> EXERCISE:
Retype the entries below word for word, leaving none out.

[[ GIVEN RECORDS, beginning ]]

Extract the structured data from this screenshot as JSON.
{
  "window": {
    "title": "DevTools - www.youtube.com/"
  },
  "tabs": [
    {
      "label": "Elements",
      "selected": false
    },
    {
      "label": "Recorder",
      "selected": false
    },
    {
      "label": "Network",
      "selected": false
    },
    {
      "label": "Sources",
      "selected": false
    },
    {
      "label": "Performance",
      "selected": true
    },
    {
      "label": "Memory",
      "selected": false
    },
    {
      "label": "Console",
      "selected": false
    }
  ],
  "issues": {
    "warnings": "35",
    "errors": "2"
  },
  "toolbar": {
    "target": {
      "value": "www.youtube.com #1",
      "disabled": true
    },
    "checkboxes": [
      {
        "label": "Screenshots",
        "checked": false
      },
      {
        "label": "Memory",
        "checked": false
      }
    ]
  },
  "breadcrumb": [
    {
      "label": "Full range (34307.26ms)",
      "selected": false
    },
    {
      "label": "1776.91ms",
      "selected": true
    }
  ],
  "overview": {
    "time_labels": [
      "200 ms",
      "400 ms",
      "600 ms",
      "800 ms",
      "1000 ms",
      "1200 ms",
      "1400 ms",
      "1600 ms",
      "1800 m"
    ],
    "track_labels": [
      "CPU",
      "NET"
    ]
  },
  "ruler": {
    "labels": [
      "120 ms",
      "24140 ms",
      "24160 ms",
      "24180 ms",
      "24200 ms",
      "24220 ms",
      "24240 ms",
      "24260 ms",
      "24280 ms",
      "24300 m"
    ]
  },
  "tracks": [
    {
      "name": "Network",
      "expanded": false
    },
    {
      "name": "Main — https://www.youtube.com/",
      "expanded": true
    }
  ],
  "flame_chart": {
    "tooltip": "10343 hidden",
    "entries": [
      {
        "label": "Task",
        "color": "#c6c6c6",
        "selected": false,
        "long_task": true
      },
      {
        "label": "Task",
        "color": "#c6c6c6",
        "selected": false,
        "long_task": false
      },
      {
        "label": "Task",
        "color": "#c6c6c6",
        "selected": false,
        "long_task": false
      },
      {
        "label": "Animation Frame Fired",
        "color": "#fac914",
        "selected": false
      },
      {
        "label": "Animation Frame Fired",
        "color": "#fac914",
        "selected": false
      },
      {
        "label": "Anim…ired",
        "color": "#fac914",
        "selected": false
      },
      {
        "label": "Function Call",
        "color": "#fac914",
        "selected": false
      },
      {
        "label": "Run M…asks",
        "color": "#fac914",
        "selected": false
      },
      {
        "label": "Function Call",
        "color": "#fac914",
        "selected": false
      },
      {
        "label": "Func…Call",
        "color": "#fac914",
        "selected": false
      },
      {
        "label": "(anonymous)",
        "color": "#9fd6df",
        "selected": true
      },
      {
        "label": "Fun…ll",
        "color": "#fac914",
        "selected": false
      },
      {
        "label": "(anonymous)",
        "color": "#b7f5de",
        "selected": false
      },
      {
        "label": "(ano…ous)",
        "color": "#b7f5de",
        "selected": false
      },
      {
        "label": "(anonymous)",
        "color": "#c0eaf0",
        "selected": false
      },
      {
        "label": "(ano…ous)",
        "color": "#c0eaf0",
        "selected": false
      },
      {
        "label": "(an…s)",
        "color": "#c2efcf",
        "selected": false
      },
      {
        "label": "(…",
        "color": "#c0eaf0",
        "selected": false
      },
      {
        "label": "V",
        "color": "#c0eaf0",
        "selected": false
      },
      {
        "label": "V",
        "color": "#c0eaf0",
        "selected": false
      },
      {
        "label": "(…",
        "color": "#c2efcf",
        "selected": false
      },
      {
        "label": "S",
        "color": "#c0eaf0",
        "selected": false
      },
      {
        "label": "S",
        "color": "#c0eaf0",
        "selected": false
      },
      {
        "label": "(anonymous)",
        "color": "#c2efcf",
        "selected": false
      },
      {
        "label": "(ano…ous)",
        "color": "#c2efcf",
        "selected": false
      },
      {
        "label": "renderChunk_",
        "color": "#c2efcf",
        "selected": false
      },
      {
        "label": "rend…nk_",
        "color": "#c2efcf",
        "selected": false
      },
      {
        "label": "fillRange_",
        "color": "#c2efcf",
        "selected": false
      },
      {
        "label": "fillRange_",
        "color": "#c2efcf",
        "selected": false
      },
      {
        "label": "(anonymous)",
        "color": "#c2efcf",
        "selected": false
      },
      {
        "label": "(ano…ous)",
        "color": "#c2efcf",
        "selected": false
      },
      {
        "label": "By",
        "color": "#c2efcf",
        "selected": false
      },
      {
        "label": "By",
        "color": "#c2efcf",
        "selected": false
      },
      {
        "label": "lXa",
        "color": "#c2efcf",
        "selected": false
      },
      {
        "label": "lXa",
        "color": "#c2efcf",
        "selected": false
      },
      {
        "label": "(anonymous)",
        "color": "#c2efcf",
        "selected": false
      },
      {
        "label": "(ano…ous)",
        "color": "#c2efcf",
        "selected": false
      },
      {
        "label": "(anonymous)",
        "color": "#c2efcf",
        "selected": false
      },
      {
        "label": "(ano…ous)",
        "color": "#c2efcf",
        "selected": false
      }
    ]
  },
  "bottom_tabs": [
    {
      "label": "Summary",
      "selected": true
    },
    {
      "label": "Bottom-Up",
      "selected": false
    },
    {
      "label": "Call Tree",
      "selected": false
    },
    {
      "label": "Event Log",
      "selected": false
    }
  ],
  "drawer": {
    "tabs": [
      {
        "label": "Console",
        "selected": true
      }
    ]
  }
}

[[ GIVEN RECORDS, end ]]

> EXPECTED ANSWER:
Extract the structured data from this screenshot as JSON.
{
  "window": {
    "title": "DevTools - www.youtube.com/"
  },
  "tabs": [
    {
      "label": "Elements",
      "selected": false
    },
    {
      "label": "Recorder",
      "selected": false
    },
    {
      "label": "Network",
      "selected": false
    },
    {
      "label": "Sources",
      "selected": false
    },
    {
      "label": "Performance",
      "selected": true
    },
    {
      "label": "Memory",
      "selected": false
    },
    {
      "label": "Console",
      "selected": false
    }
  ],
  "issues": {
    "warnings": "35",
    "errors": "2"
  },
  "toolbar": {
    "target": {
      "value": "www.youtube.com #1",
      "disabled": true
    },
    "checkboxes": [
      {
        "label": "Screenshots",
        "checked": false
      },
      {
        "label": "Memory",
        "checked": false
      }
    ]
  },
  "breadcrumb": [
    {
      "label": "Full range (34307.26ms)",
      "selected": false
    },
    {
      "label": "1776.91ms",
      "selected": true
    }
  ],
  "overview": {
    "time_labels": [
      "200 ms",
      "400 ms",
      "600 ms",
      "800 ms",
      "1000 ms",
      "1200 ms",
      "1400 ms",
      "1600 ms",
      "1800 m"
    ],
    "track_labels": [
      "CPU",
      "NET"
    ]
  },
  "ruler": {
    "labels": [
      "120 ms",
      "24140 ms",
      "24160 ms",
      "24180 ms",
      "24200 ms",
      "24220 ms",
      "24240 ms",
      "24260 ms",
      "24280 ms",
      "24300 m"
    ]
  },
  "tracks": [
    {
      "name": "Network",
      "expanded": false
    },
    {
      "name": "Main — https://www.youtube.com/",
      "expanded": true
    }
  ],
  "flame_chart": {
    "tooltip": "10343 hidden",
    "entries": [
      {
        "label": "Task",
        "color": "#c6c6c6",
        "selected": false,
        "long_task": true
      },
      {
        "label": "Task",
        "color": "#c6c6c6",
        "selected": false,
        "long_task": false
      },
      {
        "label": "Task",
        "color": "#c6c6c6",
        "selected": false,
        "long_task": false
      },
      {
        "label": "Animation Frame Fired",
        "color": "#fac914",
        "selected": false
      },
      {
        "label": "Animation Frame Fired",
        "color": "#fac914",
        "selected": false
      },
      {
        "label": "Anim…ired",
        "color": "#fac914",
        "selected": false
      },
      {
        "label": "Function Call",
        "color": "#fac914",
        "selected": false
      },
      {
        "label": "Run M…asks",
        "color": "#fac914",
        "selected": false
      },
      {
        "label": "Function Call",
        "color": "#fac914",
        "selected": false
      },
      {
        "label": "Func…Call",
        "color": "#fac914",
        "selected": false
      },
      {
        "label": "(anonymous)",
        "color": "#9fd6df",
        "selected": true
      },
      {
        "label": "Fun…ll",
        "color": "#fac914",
        "selected": false
      },
      {
        "label": "(anonymous)",
        "color": "#b7f5de",
        "selected": false
      },
      {
        "label": "(ano…ous)",
        "color": "#b7f5de",
        "selected": false
      },
      {
        "label": "(anonymous)",
        "color": "#c0eaf0",
        "selected": false
      },
      {
        "label": "(ano…ous)",
        "color": "#c0eaf0",
        "selected": false
      },
      {
        "label": "(an…s)",
        "color": "#c2efcf",
        "selected": false
      },
      {
        "label": "(…",
        "color": "#c0eaf0",
        "selected": false
      },
      {
        "label": "V",
        "color": "#c0eaf0",
        "selected": false
      },
      {
        "label": "V",
        "color": "#c0eaf0",
        "selected": false
      },
      {
        "label": "(…",
        "color": "#c2efcf",
        "selected": false
      },
      {
        "label": "S",
        "color": "#c0eaf0",
        "selected": false
      },
      {
        "label": "S",
        "color": "#c0eaf0",
        "selected": false
      },
      {
        "label": "(anonymous)",
        "color": "#c2efcf",
        "selected": false
      },
      {
        "label": "(ano…ous)",
        "color": "#c2efcf",
        "selected": false
      },
      {
        "label": "renderChunk_",
        "color": "#c2efcf",
        "selected": false
      },
      {
        "label": "rend…nk_",
        "color": "#c2efcf",
        "selected": false
      },
      {
        "label": "fillRange_",
        "color": "#c2efcf",
        "selected": false
      },
      {
        "label": "fillRange_",
        "color": "#c2efcf",
        "selected": false
      },
      {
        "label": "(anonymous)",
        "color": "#c2efcf",
        "selected": false
      },
      {
        "label": "(ano…ous)",
        "color": "#c2efcf",
        "selected": false
      },
      {
        "label": "By",
        "color": "#c2efcf",
        "selected": false
      },
      {
        "label": "By",
        "color": "#c2efcf",
        "selected": false
      },
      {
        "label": "lXa",
        "color": "#c2efcf",
        "selected": false
      },
      {
        "label": "lXa",
        "color": "#c2efcf",
        "selected": false
      },
      {
        "label": "(anonymous)",
        "color": "#c2efcf",
        "selected": false
      },
      {
        "label": "(ano…ous)",
        "color": "#c2efcf",
        "selected": false
      },
      {
        "label": "(anonymous)",
        "color": "#c2efcf",
        "selected": false
      },
      {
        "label": "(ano…ous)",
        "color": "#c2efcf",
        "selected": false
      }
    ]
  },
  "bottom_tabs": [
    {
      "label": "Summary",
      "selected": true
    },
    {
      "label": "Bottom-Up",
      "selected": false
    },
    {
      "label": "Call Tree",
      "selected": false
    },
    {
      "label": "Event Log",
      "selected": false
    }
  ],
  "drawer": {
    "tabs": [
      {
        "label": "Console",
        "selected": true
      }
    ]
  }
}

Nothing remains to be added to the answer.